The five-year long history of the Libyan Civil War depicts a film of destruction, in which the UAE remains a major actor. Last month, the UAE drones also targeted the Mitiga International Airport in Tripoli, which the GNA considered as “a continuation of the criminal record in targeting infrastructure and airports and a desperate attempt [of Haftar] to reimburse losses”. Several such attacks in the past had led to a shut down of Tripoli’s only remaining air connectivity to rest of the world.
Similar to the Yemen Civil War, the Libyan crisis has become a battle ground for international parties seeking their own interests. Both the nations are witnessing a havoc from the past four or five years at the hands of the United Arab Emirates, Saudi Arabia and other countries. However, the war in Libya remains a story in the pages of the least read books.
On October 8, the UAE reportedly withdrew some of its forces from Yemen’s southern port of Aden, a strategic port that it wanted to acquire for economic gains. Although casting a good picture of the Emirates, the move is a delayed and an insignificant effort after giving birth to the world’s worst humanitarian crisis.
Besides, the Gulf nation is already becoming more active in misusing the rebellious and power hungry Khalifa Haftar. In past few months, several airstrikes by the UAE have hit Tripoli, on behalf of Haftar.
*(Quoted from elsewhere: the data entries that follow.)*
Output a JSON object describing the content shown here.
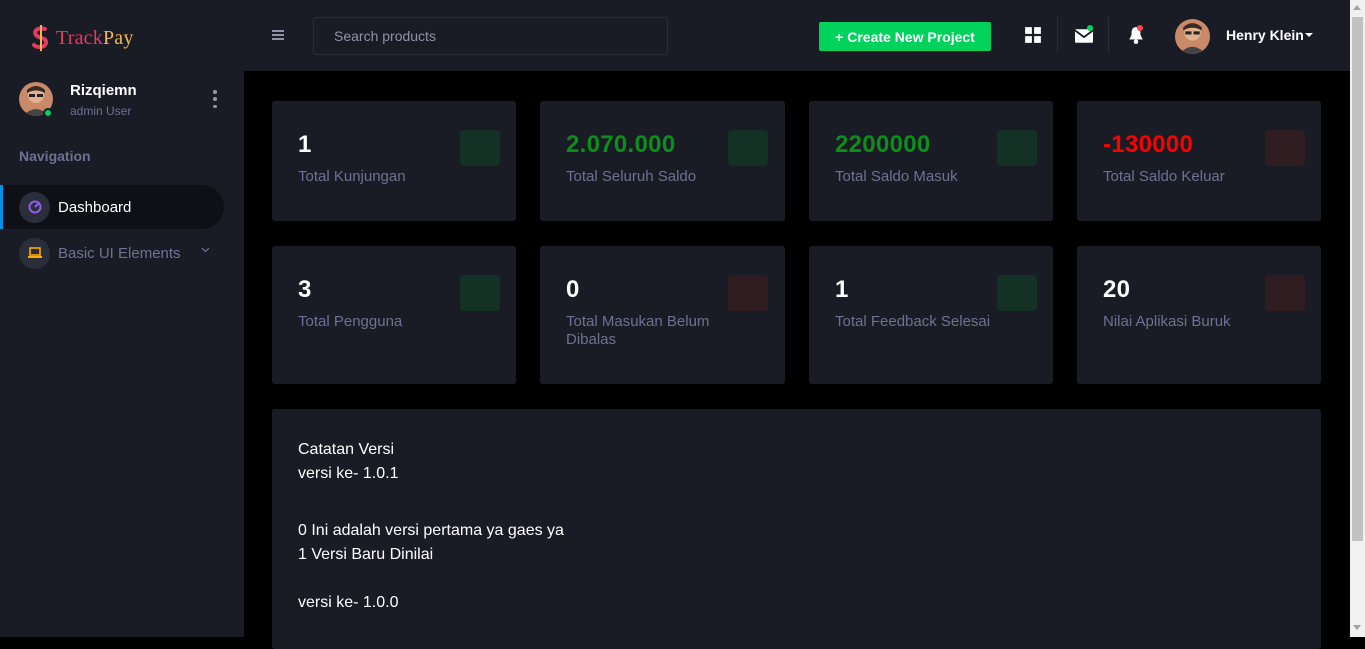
{
  "brand": {
    "part1": "Track",
    "part2": "Pay"
  },
  "sidebar": {
    "profile": {
      "name": "Rizqiemn",
      "role": "admin User"
    },
    "nav_title": "Navigation",
    "items": [
      {
        "label": "Dashboard",
        "icon": "speedometer-icon",
        "active": true
      },
      {
        "label": "Basic UI Elements",
        "icon": "laptop-icon",
        "active": false
      }
    ]
  },
  "topbar": {
    "search_placeholder": "Search products",
    "create_label": "+ Create New Project",
    "user_name": "Henry Klein"
  },
  "stats": [
    {
      "value": "1",
      "label": "Total Kunjungan",
      "value_color": "#ffffff",
      "icon_bg": "#143125"
    },
    {
      "value": "2.070.000",
      "label": "Total Seluruh Saldo",
      "value_color": "#0c8f1a",
      "icon_bg": "#143125"
    },
    {
      "value": "2200000",
      "label": "Total Saldo Masuk",
      "value_color": "#0c8f1a",
      "icon_bg": "#143125"
    },
    {
      "value": "-130000",
      "label": "Total Saldo Keluar",
      "value_color": "#fc0000",
      "icon_bg": "#301d22"
    },
    {
      "value": "3",
      "label": "Total Pengguna",
      "value_color": "#ffffff",
      "icon_bg": "#143125"
    },
    {
      "value": "0",
      "label": "Total Masukan Belum Dibalas",
      "value_color": "#ffffff",
      "icon_bg": "#301d22"
    },
    {
      "value": "1",
      "label": "Total Feedback Selesai",
      "value_color": "#ffffff",
      "icon_bg": "#143125"
    },
    {
      "value": "20",
      "label": "Nilai Aplikasi Buruk",
      "value_color": "#ffffff",
      "icon_bg": "#301d22"
    }
  ],
  "notes": {
    "title": "Catatan Versi",
    "lines": [
      "versi ke- 1.0.1",
      "0 Ini adalah versi pertama ya gaes ya",
      "1 Versi Baru Dinilai",
      "versi ke- 1.0.0"
    ]
  },
  "colors": {
    "accent_green": "#00d25b",
    "accent_blue": "#0090e7",
    "danger": "#fc424a"
  }
}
Where the UAE is gradually ending its presence in Yemen, will it make Libya another war-torn country of the MENA region?